*INSTRUCTIONS TO FOLLOW*. Copy, from the material below, each line where "超级详细" shows up.

PROVIDED DATA below:

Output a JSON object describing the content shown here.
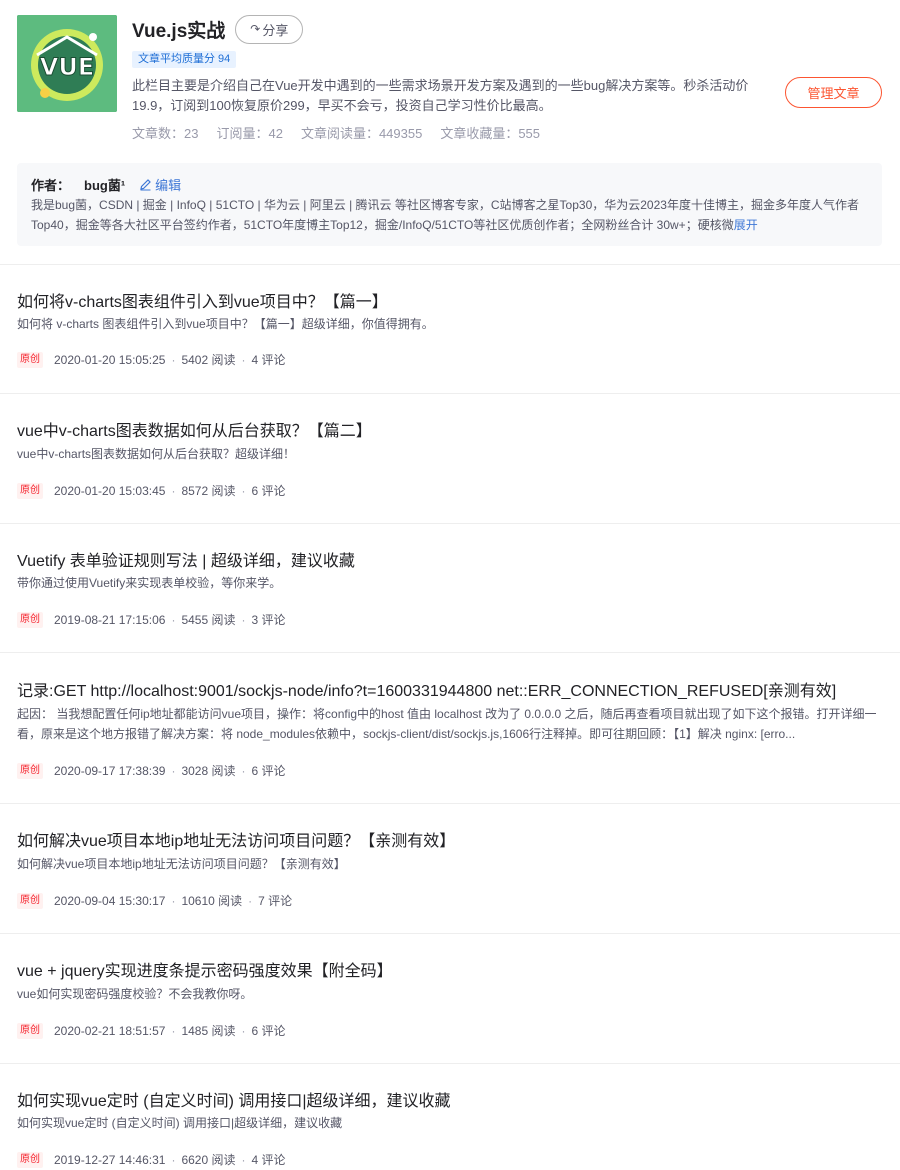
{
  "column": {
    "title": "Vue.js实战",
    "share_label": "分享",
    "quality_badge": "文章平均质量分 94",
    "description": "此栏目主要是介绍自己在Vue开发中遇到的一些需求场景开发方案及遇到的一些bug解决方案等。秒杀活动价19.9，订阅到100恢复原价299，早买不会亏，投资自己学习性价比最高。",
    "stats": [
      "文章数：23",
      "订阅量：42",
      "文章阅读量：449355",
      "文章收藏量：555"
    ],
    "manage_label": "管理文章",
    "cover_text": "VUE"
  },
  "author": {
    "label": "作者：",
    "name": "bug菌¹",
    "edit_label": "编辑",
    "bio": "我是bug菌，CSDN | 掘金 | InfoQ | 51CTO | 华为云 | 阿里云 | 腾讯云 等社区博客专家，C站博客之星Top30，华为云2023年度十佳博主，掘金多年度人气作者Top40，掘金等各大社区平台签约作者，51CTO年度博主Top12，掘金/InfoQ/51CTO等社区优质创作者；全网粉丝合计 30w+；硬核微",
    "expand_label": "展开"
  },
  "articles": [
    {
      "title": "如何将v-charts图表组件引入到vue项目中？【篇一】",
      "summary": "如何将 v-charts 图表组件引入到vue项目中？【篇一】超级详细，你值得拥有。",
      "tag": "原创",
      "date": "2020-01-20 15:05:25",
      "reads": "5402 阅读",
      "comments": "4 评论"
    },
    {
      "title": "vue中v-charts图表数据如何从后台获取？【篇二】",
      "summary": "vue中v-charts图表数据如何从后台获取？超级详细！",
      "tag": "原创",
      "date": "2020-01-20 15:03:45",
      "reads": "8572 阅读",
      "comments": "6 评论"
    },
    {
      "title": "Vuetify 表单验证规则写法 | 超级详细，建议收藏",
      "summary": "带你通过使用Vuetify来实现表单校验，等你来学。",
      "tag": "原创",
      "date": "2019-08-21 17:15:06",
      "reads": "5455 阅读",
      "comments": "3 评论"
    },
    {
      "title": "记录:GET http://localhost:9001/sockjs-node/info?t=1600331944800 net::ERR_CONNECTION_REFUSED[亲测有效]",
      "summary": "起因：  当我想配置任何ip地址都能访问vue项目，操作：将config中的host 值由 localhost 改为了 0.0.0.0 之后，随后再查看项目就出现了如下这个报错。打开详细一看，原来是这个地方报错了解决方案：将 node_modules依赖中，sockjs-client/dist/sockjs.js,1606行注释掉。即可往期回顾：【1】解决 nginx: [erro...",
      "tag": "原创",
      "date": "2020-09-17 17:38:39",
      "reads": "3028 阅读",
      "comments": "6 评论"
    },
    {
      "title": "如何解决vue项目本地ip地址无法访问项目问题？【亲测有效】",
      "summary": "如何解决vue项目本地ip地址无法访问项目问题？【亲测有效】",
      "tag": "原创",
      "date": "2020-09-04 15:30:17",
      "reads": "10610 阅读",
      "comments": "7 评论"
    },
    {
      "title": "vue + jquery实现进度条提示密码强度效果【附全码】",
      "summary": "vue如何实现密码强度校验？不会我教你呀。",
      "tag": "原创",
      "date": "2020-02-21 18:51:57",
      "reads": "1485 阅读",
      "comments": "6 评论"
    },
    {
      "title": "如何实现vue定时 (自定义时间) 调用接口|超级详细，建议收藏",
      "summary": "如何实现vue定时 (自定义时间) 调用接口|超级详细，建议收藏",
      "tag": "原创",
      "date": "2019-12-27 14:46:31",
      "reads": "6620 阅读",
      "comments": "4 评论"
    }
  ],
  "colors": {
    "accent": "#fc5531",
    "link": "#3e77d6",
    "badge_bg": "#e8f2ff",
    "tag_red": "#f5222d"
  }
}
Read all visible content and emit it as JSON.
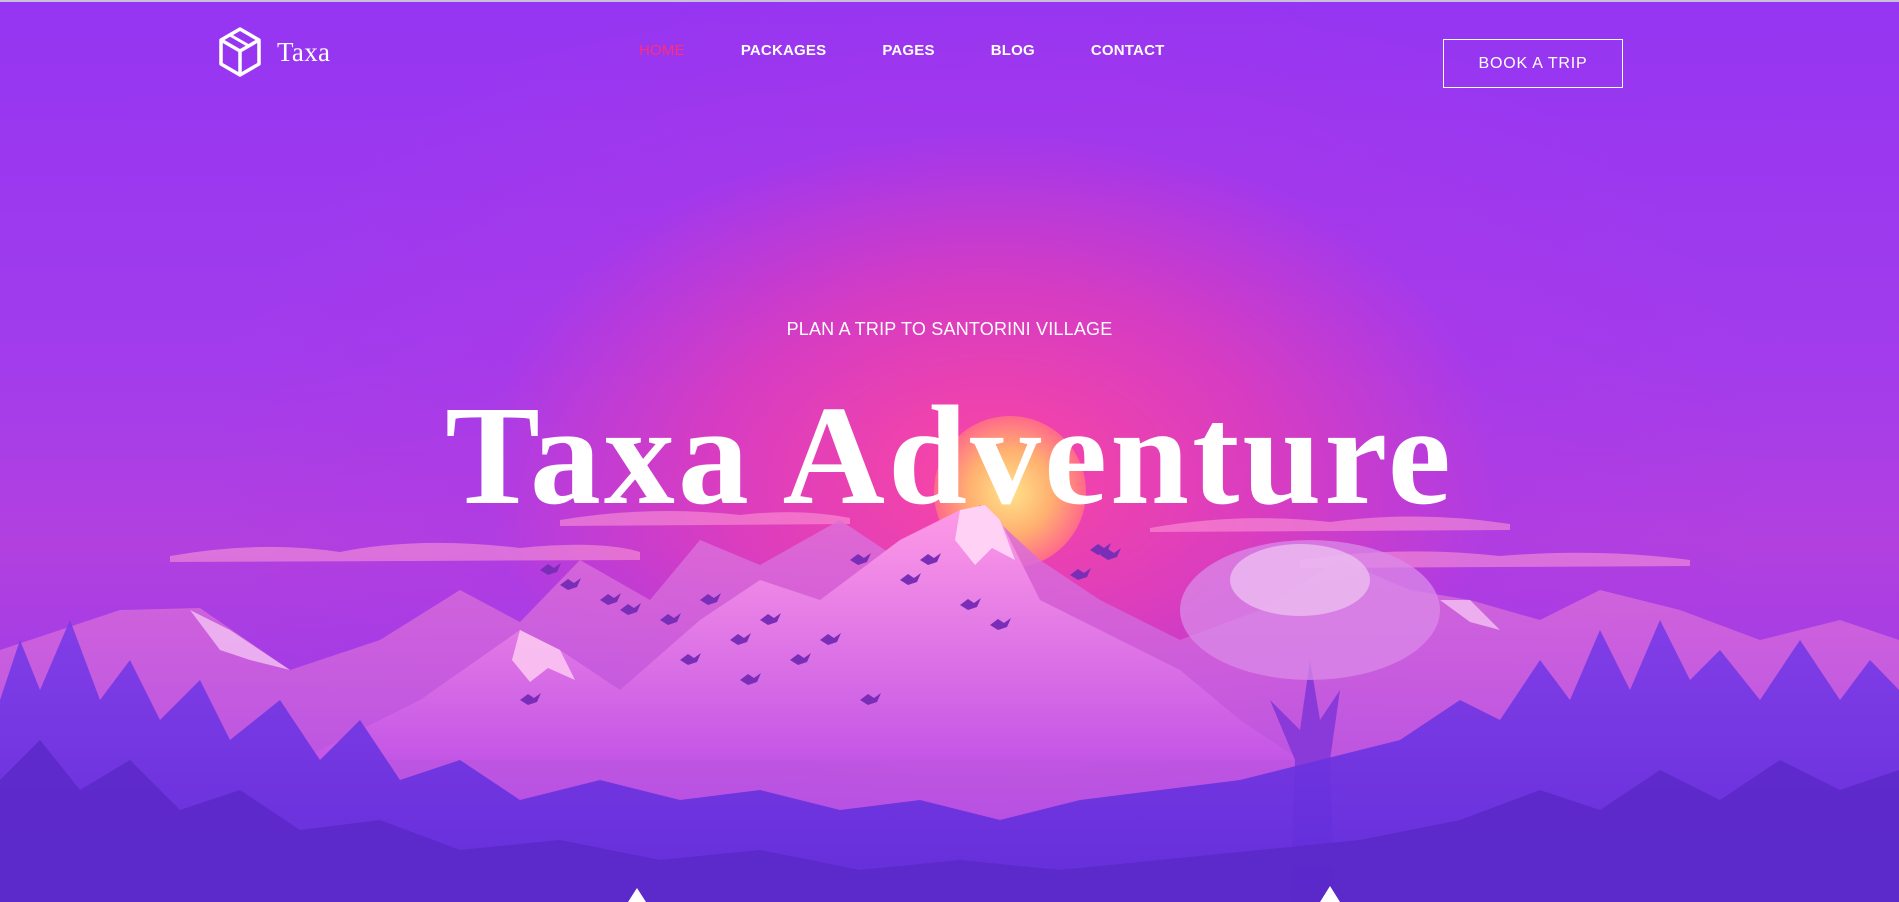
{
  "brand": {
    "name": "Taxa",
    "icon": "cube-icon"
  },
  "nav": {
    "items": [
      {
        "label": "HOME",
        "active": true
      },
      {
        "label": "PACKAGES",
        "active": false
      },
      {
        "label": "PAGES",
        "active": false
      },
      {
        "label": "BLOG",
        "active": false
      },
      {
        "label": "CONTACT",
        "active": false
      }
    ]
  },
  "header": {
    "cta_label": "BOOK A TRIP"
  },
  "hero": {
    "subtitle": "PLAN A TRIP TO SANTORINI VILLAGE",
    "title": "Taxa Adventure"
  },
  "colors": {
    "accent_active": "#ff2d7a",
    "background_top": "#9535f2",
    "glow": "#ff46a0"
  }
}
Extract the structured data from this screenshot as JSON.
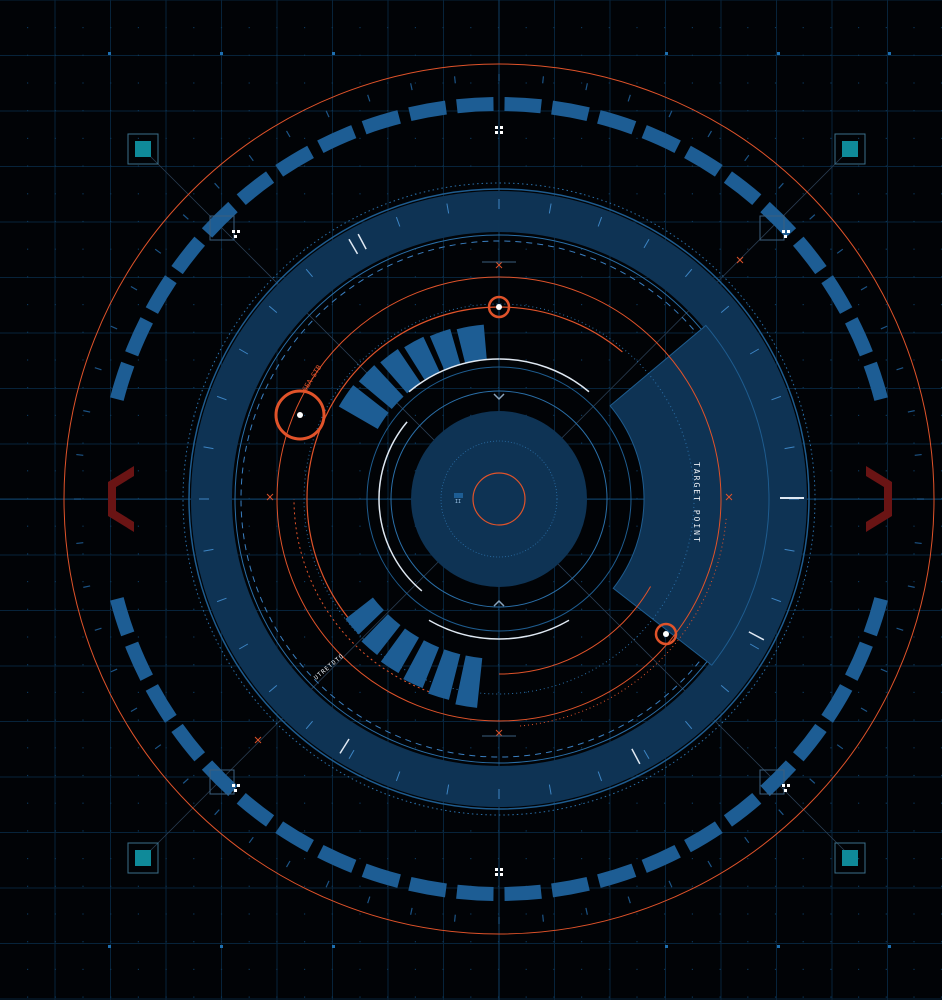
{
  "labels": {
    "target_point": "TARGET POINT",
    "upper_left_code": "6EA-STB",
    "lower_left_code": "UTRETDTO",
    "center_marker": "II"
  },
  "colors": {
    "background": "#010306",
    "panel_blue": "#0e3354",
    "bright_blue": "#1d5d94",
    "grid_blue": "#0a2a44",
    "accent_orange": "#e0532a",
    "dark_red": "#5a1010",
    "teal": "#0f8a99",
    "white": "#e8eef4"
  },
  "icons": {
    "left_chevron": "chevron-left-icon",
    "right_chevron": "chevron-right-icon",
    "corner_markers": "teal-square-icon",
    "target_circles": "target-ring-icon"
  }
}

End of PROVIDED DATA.

*RESPONSE FOR THIS EXERCISE*.
      "summary": "如何将 v-charts 图表组件引入到vue项目中？【篇一】超级详细，你值得拥有。",
      "summary": "vue中v-charts图表数据如何从后台获取？超级详细！",
      "title": "Vuetify 表单验证规则写法 | 超级详细，建议收藏",
      "title": "如何实现vue定时 (自定义时间) 调用接口|超级详细，建议收藏",
      "summary": "如何实现vue定时 (自定义时间) 调用接口|超级详细，建议收藏",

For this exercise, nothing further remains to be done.